The number of protein manufacturers is varied. As stated above, you should purchase a high quality protein with as little additives as possible. When I refer to additives, I am referring to the actual ingredients, not the nutritional data printed on the label (added vitamins and minerals). Additionally, unless you are taking a meal replacement supplement, you should avoid proteins that are high in calories, as this is a good indicator that there are additional ingredients, such as sugars, that you do not want.
I’m partial to Stronger, Faster, Healthier (SFH), Optimum Nutrition (ON), Nature’s Best, and PurePharma protein supplements. While I have tried many protein supplements over the years, I like the taste of SFH the best. Additionally, SFH is derived from grass fed, free-range cows, which have never been treated with antibiotics or growth hormones. This aside, you can still derive the same benefits by consuming any high quality product, as there are no appreciable differences relevant to the average person training in CrossFit. So taste a couple of different products, and find the one, which best suits your taste and needs.
Why Should You Take Protein
Proper protein intake and supplementation benefits the body in a number of ways. First, it assists in recovery by providing the muscles with the building blocks necessary to repair, thus reducing delayed onset muscle soreness. Second, it assists in lean muscle production and fat loss. Third, proper consumption is imperative for you to realize your full potential relevant to strength gains.

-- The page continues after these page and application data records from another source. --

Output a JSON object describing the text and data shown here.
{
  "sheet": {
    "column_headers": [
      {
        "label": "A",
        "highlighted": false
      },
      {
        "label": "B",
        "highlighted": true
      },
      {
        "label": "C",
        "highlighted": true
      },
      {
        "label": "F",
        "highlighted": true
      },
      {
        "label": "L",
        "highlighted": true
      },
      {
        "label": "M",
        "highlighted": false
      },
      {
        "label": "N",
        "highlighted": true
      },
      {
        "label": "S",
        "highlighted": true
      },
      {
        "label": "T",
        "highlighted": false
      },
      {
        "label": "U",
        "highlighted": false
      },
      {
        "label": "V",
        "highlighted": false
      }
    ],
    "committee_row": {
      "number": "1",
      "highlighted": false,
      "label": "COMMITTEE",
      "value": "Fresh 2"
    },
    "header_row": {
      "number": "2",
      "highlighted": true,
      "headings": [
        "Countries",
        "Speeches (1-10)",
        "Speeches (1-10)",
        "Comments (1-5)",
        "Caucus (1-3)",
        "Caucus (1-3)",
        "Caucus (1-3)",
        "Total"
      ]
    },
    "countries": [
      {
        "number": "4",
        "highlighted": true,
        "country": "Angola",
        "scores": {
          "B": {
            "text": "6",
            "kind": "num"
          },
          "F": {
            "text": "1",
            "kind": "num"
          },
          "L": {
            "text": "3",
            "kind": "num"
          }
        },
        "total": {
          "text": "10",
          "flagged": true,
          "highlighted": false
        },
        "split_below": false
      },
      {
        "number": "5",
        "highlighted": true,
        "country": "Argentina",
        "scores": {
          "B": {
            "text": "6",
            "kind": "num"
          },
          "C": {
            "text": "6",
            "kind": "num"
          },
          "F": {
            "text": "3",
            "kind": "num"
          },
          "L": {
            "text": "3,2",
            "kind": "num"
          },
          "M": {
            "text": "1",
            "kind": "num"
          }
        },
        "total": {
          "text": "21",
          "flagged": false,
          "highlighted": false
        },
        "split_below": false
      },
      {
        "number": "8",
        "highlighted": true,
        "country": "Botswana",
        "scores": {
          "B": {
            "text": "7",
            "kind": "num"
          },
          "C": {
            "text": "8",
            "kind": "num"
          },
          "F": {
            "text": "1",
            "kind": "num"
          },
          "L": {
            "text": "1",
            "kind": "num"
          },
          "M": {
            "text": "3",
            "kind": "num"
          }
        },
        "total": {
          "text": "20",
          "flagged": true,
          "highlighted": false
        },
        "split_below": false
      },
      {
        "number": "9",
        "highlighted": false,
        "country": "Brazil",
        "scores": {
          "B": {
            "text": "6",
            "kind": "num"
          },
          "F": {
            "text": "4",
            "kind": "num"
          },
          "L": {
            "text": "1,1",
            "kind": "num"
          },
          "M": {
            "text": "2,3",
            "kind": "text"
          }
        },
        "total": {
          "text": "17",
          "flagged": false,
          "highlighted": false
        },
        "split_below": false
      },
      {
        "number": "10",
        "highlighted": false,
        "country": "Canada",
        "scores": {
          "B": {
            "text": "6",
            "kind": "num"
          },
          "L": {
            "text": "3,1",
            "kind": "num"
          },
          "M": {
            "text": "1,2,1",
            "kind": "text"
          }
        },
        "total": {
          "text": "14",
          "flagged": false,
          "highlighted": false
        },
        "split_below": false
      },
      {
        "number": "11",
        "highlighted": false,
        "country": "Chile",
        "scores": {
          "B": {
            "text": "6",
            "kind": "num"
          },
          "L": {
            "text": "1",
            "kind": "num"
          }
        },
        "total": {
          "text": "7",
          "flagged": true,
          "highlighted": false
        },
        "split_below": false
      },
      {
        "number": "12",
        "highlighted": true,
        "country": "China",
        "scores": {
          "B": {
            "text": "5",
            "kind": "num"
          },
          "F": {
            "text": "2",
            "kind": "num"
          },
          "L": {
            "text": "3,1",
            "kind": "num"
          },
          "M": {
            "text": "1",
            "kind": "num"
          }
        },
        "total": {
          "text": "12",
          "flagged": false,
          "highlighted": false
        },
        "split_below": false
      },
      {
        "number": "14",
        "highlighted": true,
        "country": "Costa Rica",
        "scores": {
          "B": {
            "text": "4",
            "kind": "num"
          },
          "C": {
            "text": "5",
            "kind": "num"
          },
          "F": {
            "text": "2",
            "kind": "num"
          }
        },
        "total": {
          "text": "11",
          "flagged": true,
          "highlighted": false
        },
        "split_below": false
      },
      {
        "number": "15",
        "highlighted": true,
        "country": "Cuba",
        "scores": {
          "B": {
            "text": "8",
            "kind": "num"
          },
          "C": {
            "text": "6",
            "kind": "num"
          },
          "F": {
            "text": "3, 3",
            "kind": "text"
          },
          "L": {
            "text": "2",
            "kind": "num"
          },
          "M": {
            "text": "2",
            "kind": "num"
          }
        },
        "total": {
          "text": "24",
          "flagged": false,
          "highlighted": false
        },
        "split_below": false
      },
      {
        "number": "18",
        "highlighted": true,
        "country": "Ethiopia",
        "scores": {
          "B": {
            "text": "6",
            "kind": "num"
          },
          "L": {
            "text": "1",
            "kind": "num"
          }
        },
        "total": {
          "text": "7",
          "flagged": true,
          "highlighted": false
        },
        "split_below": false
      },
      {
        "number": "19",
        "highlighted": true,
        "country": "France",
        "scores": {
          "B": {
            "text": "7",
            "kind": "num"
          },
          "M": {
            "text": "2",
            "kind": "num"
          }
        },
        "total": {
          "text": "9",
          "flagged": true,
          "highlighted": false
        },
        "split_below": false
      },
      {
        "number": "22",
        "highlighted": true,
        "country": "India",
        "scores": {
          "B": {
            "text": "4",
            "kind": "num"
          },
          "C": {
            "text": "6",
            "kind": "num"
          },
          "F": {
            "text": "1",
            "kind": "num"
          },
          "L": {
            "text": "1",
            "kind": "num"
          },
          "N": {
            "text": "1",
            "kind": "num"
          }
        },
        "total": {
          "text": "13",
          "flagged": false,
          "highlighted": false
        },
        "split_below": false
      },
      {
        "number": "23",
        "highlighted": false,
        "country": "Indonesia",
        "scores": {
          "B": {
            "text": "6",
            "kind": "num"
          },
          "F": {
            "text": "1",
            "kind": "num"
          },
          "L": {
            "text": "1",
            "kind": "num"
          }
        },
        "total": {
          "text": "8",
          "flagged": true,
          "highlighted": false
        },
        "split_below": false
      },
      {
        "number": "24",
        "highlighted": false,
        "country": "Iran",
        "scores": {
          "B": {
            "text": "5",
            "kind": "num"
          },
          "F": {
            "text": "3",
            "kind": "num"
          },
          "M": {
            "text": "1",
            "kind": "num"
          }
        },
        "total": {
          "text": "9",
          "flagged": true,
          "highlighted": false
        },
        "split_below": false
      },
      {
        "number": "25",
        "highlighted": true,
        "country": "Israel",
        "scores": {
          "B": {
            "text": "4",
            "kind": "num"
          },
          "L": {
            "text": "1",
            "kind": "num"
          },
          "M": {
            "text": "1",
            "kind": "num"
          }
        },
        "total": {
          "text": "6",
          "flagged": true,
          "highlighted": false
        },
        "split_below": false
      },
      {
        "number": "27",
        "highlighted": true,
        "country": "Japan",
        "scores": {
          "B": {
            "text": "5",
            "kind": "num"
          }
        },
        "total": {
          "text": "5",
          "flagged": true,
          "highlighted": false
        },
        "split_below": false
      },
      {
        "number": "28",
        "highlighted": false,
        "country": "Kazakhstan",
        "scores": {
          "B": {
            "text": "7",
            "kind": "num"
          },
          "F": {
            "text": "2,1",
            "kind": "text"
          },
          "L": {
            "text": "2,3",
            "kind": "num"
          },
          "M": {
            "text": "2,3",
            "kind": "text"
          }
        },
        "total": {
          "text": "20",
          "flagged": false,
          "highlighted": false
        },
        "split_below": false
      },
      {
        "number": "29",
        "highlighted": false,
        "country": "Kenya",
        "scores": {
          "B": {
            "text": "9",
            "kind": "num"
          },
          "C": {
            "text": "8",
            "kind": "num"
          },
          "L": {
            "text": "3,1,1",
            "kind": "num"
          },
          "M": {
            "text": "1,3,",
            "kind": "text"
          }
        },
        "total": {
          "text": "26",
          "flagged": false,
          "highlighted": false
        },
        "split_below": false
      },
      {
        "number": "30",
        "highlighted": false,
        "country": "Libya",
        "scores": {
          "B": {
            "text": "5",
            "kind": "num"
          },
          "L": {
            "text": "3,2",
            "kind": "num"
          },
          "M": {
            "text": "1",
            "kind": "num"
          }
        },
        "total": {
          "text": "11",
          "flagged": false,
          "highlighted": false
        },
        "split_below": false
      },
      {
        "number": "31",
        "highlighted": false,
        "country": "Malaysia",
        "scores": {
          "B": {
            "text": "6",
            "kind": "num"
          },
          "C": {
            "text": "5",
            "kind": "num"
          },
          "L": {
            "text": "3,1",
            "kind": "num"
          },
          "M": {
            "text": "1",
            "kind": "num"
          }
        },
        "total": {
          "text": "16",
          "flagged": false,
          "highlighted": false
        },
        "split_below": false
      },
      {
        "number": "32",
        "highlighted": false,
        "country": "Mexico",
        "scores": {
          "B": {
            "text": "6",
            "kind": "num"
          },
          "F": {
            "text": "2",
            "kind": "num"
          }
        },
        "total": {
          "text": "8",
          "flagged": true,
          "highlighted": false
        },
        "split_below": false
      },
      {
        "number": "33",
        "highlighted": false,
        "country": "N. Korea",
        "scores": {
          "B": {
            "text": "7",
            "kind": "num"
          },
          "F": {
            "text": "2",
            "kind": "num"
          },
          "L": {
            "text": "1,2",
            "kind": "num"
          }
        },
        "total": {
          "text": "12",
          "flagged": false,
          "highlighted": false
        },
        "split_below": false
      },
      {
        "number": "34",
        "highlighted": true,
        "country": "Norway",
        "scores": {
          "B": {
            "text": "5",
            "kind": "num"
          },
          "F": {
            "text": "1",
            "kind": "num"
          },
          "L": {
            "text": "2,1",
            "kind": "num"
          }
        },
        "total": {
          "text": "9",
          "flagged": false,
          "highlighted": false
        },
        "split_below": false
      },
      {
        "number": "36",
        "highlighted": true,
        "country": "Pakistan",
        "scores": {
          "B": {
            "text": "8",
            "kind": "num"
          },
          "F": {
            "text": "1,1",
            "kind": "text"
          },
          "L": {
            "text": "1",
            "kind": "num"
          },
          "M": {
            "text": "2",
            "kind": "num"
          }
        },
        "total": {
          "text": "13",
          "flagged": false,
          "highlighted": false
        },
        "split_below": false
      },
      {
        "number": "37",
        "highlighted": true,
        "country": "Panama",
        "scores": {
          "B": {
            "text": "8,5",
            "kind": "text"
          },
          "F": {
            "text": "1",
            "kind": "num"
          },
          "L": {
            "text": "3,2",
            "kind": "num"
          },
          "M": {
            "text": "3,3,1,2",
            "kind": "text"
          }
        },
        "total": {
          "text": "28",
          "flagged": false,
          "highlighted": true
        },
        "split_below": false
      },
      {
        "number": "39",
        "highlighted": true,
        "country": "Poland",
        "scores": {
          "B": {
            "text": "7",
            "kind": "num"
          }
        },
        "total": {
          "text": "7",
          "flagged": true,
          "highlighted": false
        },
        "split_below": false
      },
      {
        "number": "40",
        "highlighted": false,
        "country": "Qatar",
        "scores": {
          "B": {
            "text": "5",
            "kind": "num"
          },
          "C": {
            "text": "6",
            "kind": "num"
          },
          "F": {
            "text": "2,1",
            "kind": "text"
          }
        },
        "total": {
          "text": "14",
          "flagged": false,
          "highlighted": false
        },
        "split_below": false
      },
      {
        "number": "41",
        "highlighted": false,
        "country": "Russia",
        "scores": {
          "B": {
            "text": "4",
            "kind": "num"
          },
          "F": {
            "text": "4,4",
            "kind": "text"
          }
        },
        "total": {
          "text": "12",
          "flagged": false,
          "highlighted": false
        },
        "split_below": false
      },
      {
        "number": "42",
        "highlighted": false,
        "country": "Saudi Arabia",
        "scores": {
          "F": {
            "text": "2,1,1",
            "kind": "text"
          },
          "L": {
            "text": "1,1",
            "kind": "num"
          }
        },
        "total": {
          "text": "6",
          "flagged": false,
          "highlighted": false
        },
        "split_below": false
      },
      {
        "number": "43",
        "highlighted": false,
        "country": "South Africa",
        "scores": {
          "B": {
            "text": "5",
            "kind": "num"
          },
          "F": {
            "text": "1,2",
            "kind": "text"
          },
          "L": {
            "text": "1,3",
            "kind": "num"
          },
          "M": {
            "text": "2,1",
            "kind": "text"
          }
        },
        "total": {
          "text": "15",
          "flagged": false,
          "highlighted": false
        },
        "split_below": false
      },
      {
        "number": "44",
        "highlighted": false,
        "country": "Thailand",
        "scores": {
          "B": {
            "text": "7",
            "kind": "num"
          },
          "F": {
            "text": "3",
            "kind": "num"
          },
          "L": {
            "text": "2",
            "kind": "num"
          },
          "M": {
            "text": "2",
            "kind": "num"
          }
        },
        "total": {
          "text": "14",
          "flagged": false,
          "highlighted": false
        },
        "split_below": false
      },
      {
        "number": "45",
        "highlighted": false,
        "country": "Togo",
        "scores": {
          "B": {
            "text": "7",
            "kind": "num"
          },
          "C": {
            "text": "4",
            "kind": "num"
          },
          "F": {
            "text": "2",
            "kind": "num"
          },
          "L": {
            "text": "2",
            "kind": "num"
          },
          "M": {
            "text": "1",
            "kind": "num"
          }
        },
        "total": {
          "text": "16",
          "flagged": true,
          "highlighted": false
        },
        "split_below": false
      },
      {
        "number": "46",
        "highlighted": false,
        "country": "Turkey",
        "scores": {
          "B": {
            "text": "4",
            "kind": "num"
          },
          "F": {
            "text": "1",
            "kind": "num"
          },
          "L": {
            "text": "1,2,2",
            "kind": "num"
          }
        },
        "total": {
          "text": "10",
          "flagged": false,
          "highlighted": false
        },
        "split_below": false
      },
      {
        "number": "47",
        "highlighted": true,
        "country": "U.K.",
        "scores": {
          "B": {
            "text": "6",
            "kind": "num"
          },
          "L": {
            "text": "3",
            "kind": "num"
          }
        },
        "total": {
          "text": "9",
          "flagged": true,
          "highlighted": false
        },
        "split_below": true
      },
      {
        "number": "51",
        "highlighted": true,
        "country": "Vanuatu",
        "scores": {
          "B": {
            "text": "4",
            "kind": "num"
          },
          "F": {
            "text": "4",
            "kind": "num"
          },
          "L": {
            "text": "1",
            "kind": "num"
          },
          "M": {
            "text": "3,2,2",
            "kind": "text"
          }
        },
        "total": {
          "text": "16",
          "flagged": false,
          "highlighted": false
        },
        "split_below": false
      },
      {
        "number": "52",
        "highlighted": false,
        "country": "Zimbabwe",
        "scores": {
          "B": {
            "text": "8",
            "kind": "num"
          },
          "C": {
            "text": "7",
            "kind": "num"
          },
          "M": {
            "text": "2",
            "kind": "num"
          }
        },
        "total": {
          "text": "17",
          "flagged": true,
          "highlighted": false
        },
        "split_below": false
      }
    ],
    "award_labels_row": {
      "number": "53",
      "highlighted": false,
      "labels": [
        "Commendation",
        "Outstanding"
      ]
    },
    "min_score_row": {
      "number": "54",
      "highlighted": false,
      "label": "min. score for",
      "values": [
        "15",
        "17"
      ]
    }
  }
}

Protein supplementation, when consumed properly, has a positive impact on strength gains, protein synthesis, lean body mass, and reduced recovery time. As the term suggests, protein supplementation should be used to supplement a well-balanced diet, and not to replace it. For the average person participating in CrossFit, whole foods can offer the same benefits as long as adequate protein is ingested. Supplementation, however, can be used to help meet the protein demands needed by the body during CrossFit, and can also help you achieve your goals sooner.